There is a Hi-Tech soccer ball. Can a Hi-Tech football be far behind? Photo courtesy of http://www.fareastgizmos.com/other_stuff/hitech_football_to_end_constant_griping_by_managers_over_disputed_goals.php
There were several very long lags in the Baltimore Ravens vs. Denver Broncos game where the referees seemed to be clueless in what they were doing. It was bad enough that the fans had to sit there in temperatures that were below 10 degrees, but the players were in the same boat.
It's one thing to run around to stay warm, but when you have to stand there for five minutes waiting for a decision from the replay booth, that is crazy.
The first change we want to introduce has to do with making use of more hi-tech applications. If there are opportunities where new innovations in hi-tech could be used to improve the game, we are all in favor of that. If the end result is that it speeds up the game or helps referees to get the calls right, all the better.
Specific hi-tech improvement suggestions
1) Insert small sensor devices into the football that would allow for lasers from the sidelines to intersect with the ball. This would allow the referee to see if the ball had broken the goal line or broken the first down chain marker. There are other applications, as well. When the quarterback threw the football, was he over the line of scrimmage or not?
You could have a replay official monitoring the hi-tech screens and could then buzz or announce to the referee instantly if the ball broke the line or not. It takes confusion out of the equation and eliminates human error since the lasers would be extremely accurate.
Before you start dismissing this as lunacy, note that there is a push for the same thing in soccer. You can read about the new hi-tech soccer ball in more detail here.
2) Using technology to identify where the football is when it is blocked from almost every camera angle.
What is the best way to go about this? Good question. Put your CSI hat on and let your imagination run wild. It could be a new application with the cameras or applying some kind of chemical substance to the ball (blacklight or fluorescent) that would still show up when the player's body is blocking the ball on the replay.
If this could be created, it would allow for faster replay booth decisions, as the replay officials could determine where the ball was when a player's knee hit the ground. You could see if the ball was still in a player's hand when he went out of bounds. There would be a number of practical applications here.
3) Hi-Tech uprights. Enough playoff games are decided by a field goal, that you would hate to have the fate of a team decided due to a judgement call on whether the ball was inside the uprights or not.
Some field-goal attempts soar well over the top of the uprights that make it hard to determine if the ball truly went through the uprights or not.

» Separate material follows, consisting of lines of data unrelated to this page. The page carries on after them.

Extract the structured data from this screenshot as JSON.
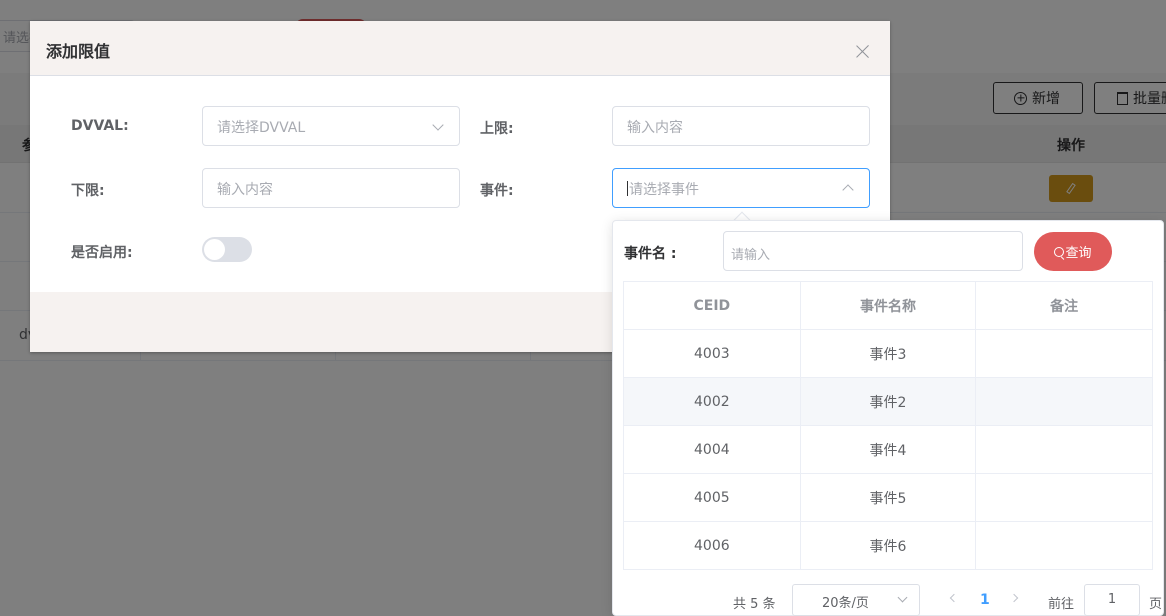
{
  "background": {
    "filter_placeholder": "请选择",
    "toolbar": {
      "add_label": "新增",
      "batch_label": "批量删"
    },
    "table": {
      "col_first": "参",
      "col_action": "操作",
      "row_cell_fragment": "dv"
    }
  },
  "dialog": {
    "title": "添加限值",
    "form": {
      "dvval_label": "DVVAL:",
      "dvval_placeholder": "请选择DVVAL",
      "upper_label": "上限:",
      "upper_placeholder": "输入内容",
      "lower_label": "下限:",
      "lower_placeholder": "输入内容",
      "event_label": "事件:",
      "event_placeholder": "请选择事件",
      "enabled_label": "是否启用:",
      "enabled": false
    }
  },
  "popover": {
    "search_label": "事件名 :",
    "search_placeholder": "请输入",
    "search_button": "查询",
    "columns": [
      "CEID",
      "事件名称",
      "备注"
    ],
    "rows": [
      {
        "ceid": "4003",
        "name": "事件3",
        "remark": ""
      },
      {
        "ceid": "4002",
        "name": "事件2",
        "remark": ""
      },
      {
        "ceid": "4004",
        "name": "事件4",
        "remark": ""
      },
      {
        "ceid": "4005",
        "name": "事件5",
        "remark": ""
      },
      {
        "ceid": "4006",
        "name": "事件6",
        "remark": ""
      }
    ],
    "pagination": {
      "total_text": "共 5 条",
      "page_size": "20条/页",
      "current_page": "1",
      "goto_label": "前往",
      "goto_value": "1",
      "page_suffix": "页"
    }
  }
}
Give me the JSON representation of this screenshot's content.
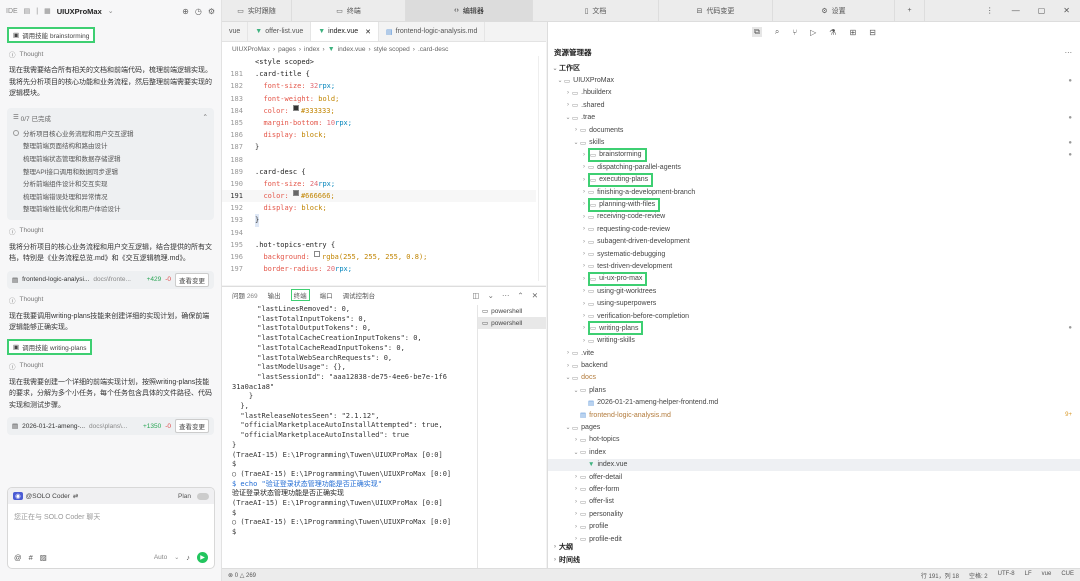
{
  "left": {
    "topbar": {
      "tab_label": "IDE",
      "project": "UIUXProMax"
    },
    "tool_call_1": "调用技能 brainstorming",
    "thought_label": "Thought",
    "para_1": "现在我需要结合所有相关的文档和前端代码，梳理前端逻辑实现。我将先分析项目的核心功能和业务流程，然后整理前端需要实现的逻辑模块。",
    "todo": {
      "header": "0/7 已完成",
      "items": [
        "分析项目核心业务流程和用户交互逻辑",
        "整理前端页面结构和路由设计",
        "梳理前端状态管理和数据存储逻辑",
        "整理API接口调用和数据同步逻辑",
        "分析前端组件设计和交互实现",
        "梳理前端错误处理和异常情况",
        "整理前端性能优化和用户体验设计"
      ]
    },
    "para_2": "我将分析项目的核心业务流程和用户交互逻辑，结合提供的所有文档，特别是《业务流程总览.md》和《交互逻辑梳理.md》。",
    "file_1": {
      "name": "frontend-logic-analysi...",
      "path": "docs\\fronte...",
      "add": "+429",
      "del": "-0",
      "button": "查看变更"
    },
    "para_3": "现在我要调用writing-plans技能来创建详细的实现计划，确保前端逻辑能够正确实现。",
    "tool_call_2": "调用技能 writing-plans",
    "para_4": "现在我需要创建一个详细的前端实现计划，按照writing-plans技能的要求，分解为多个小任务，每个任务包含具体的文件路径、代码实现和测试步骤。",
    "file_2": {
      "name": "2026-01-21-ameng-...",
      "path": "docs\\plans\\...",
      "add": "+1350",
      "del": "-0",
      "button": "查看变更"
    },
    "chat": {
      "title": "@SOLO Coder",
      "plan": "Plan",
      "placeholder": "您正在与 SOLO Coder 聊天",
      "auto": "Auto"
    }
  },
  "topbar": {
    "tabs": [
      "实时跟随",
      "终端",
      "编辑器",
      "文档",
      "代码变更",
      "设置"
    ]
  },
  "editor": {
    "tabs": [
      "vue",
      "offer-list.vue",
      "index.vue",
      "frontend-logic-analysis.md"
    ],
    "breadcrumb": [
      "UIUXProMax",
      "pages",
      "index",
      "index.vue",
      "style scoped",
      ".card-desc"
    ],
    "style_header": "<style scoped>",
    "line_numbers": [
      "181",
      "182",
      "183",
      "184",
      "185",
      "186",
      "187",
      "188",
      "189",
      "190",
      "191",
      "192",
      "193",
      "194",
      "195",
      "196",
      "197"
    ],
    "code": {
      "l181": ".card-title {",
      "l182_p": "font-size:",
      "l182_v": "32",
      "l182_u": "rpx;",
      "l183_p": "font-weight:",
      "l183_v": "bold;",
      "l184_p": "color:",
      "l184_v": "#333333;",
      "l185_p": "margin-bottom:",
      "l185_v": "10",
      "l185_u": "rpx;",
      "l186_p": "display:",
      "l186_v": "block;",
      "l187": "}",
      "l189": ".card-desc {",
      "l190_p": "font-size:",
      "l190_v": "24",
      "l190_u": "rpx;",
      "l191_p": "color:",
      "l191_v": "#666666;",
      "l192_p": "display:",
      "l192_v": "block;",
      "l193": "}",
      "l195": ".hot-topics-entry {",
      "l196_p": "background:",
      "l196_v": "rgba(255, 255, 255, 0.8);",
      "l197_p": "border-radius:",
      "l197_v": "20",
      "l197_u": "rpx;"
    }
  },
  "terminal": {
    "tabs": [
      "问题",
      "269",
      "输出",
      "终端",
      "端口",
      "调试控制台"
    ],
    "lines": [
      "      \"lastLinesRemoved\": 0,",
      "      \"lastTotalInputTokens\": 0,",
      "      \"lastTotalOutputTokens\": 0,",
      "      \"lastTotalCacheCreationInputTokens\": 0,",
      "      \"lastTotalCacheReadInputTokens\": 0,",
      "      \"lastTotalWebSearchRequests\": 0,",
      "      \"lastModelUsage\": {},",
      "      \"lastSessionId\": \"aaa12838-de75-4ee6-be7e-1f6",
      "31a0ac1a8\"",
      "    }",
      "  },",
      "  \"lastReleaseNotesSeen\": \"2.1.12\",",
      "  \"officialMarketplaceAutoInstallAttempted\": true,",
      "  \"officialMarketplaceAutoInstalled\": true",
      "}",
      "(TraeAI-15) E:\\1Programming\\Tuwen\\UIUXProMax [0:0]",
      "$",
      "○ (TraeAI-15) E:\\1Programming\\Tuwen\\UIUXProMax [0:0]",
      "$ echo \"验证登录状态管理功能是否正确实现\"",
      "验证登录状态管理功能是否正确实现",
      "(TraeAI-15) E:\\1Programming\\Tuwen\\UIUXProMax [0:0]",
      "$",
      "○ (TraeAI-15) E:\\1Programming\\Tuwen\\UIUXProMax [0:0]",
      "$"
    ],
    "shells": [
      "powershell",
      "powershell"
    ]
  },
  "explorer": {
    "title": "资源管理器",
    "workspace": "工作区",
    "rows": [
      {
        "d": 0,
        "t": "folder",
        "name": "UIUXProMax",
        "open": true,
        "dot": true
      },
      {
        "d": 1,
        "t": "folder",
        "name": ".hbuilderx"
      },
      {
        "d": 1,
        "t": "folder",
        "name": ".shared"
      },
      {
        "d": 1,
        "t": "folder",
        "name": ".trae",
        "open": true,
        "dot": true
      },
      {
        "d": 2,
        "t": "folder",
        "name": "documents"
      },
      {
        "d": 2,
        "t": "folder",
        "name": "skills",
        "open": true,
        "dot": true
      },
      {
        "d": 3,
        "t": "folder",
        "name": "brainstorming",
        "hl": true,
        "dot": true
      },
      {
        "d": 3,
        "t": "folder",
        "name": "dispatching-parallel-agents"
      },
      {
        "d": 3,
        "t": "folder",
        "name": "executing-plans",
        "hl": true
      },
      {
        "d": 3,
        "t": "folder",
        "name": "finishing-a-development-branch"
      },
      {
        "d": 3,
        "t": "folder",
        "name": "planning-with-files",
        "hl": true
      },
      {
        "d": 3,
        "t": "folder",
        "name": "receiving-code-review"
      },
      {
        "d": 3,
        "t": "folder",
        "name": "requesting-code-review"
      },
      {
        "d": 3,
        "t": "folder",
        "name": "subagent-driven-development"
      },
      {
        "d": 3,
        "t": "folder",
        "name": "systematic-debugging"
      },
      {
        "d": 3,
        "t": "folder",
        "name": "test-driven-development"
      },
      {
        "d": 3,
        "t": "folder",
        "name": "ui-ux-pro-max",
        "hl": true
      },
      {
        "d": 3,
        "t": "folder",
        "name": "using-git-worktrees"
      },
      {
        "d": 3,
        "t": "folder",
        "name": "using-superpowers"
      },
      {
        "d": 3,
        "t": "folder",
        "name": "verification-before-completion"
      },
      {
        "d": 3,
        "t": "folder",
        "name": "writing-plans",
        "hl": true,
        "dot": true
      },
      {
        "d": 3,
        "t": "folder",
        "name": "writing-skills"
      },
      {
        "d": 1,
        "t": "folder",
        "name": ".vite"
      },
      {
        "d": 1,
        "t": "folder",
        "name": "backend"
      },
      {
        "d": 1,
        "t": "folder",
        "name": "docs",
        "open": true,
        "dim": true
      },
      {
        "d": 2,
        "t": "folder",
        "name": "plans",
        "open": true
      },
      {
        "d": 3,
        "t": "file",
        "name": "2026-01-21-ameng-helper-frontend.md"
      },
      {
        "d": 2,
        "t": "file",
        "name": "frontend-logic-analysis.md",
        "dim": true,
        "badge": "9+"
      },
      {
        "d": 1,
        "t": "folder",
        "name": "pages",
        "open": true
      },
      {
        "d": 2,
        "t": "folder",
        "name": "hot-topics"
      },
      {
        "d": 2,
        "t": "folder",
        "name": "index",
        "open": true
      },
      {
        "d": 3,
        "t": "vue",
        "name": "index.vue",
        "sel": true
      },
      {
        "d": 2,
        "t": "folder",
        "name": "offer-detail"
      },
      {
        "d": 2,
        "t": "folder",
        "name": "offer-form"
      },
      {
        "d": 2,
        "t": "folder",
        "name": "offer-list"
      },
      {
        "d": 2,
        "t": "folder",
        "name": "personality"
      },
      {
        "d": 2,
        "t": "folder",
        "name": "profile"
      },
      {
        "d": 2,
        "t": "folder",
        "name": "profile-edit"
      }
    ],
    "outline": "大纲",
    "timeline": "时间线"
  },
  "status": {
    "left": "⊗ 0 △ 269",
    "right": [
      "行 191，列 18",
      "空格: 2",
      "UTF-8",
      "LF",
      "vue",
      "CUE"
    ]
  }
}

So, if the ball goes directly over the top of the uprights, is the kick good or not?
What if you could have a laser extending up from both uprights? If the ball goes through the extended lasers (via the replay booth), the kick could be ruled as either good or no good based on whatever the NFL Competition Committee feels is the fairest way to treat the play.
Maybe the NFL isn't ready for all of the above now, but I wouldn't mind seeing a little more hi-tech in the games that makes life easier on everybody and keeps things moving along.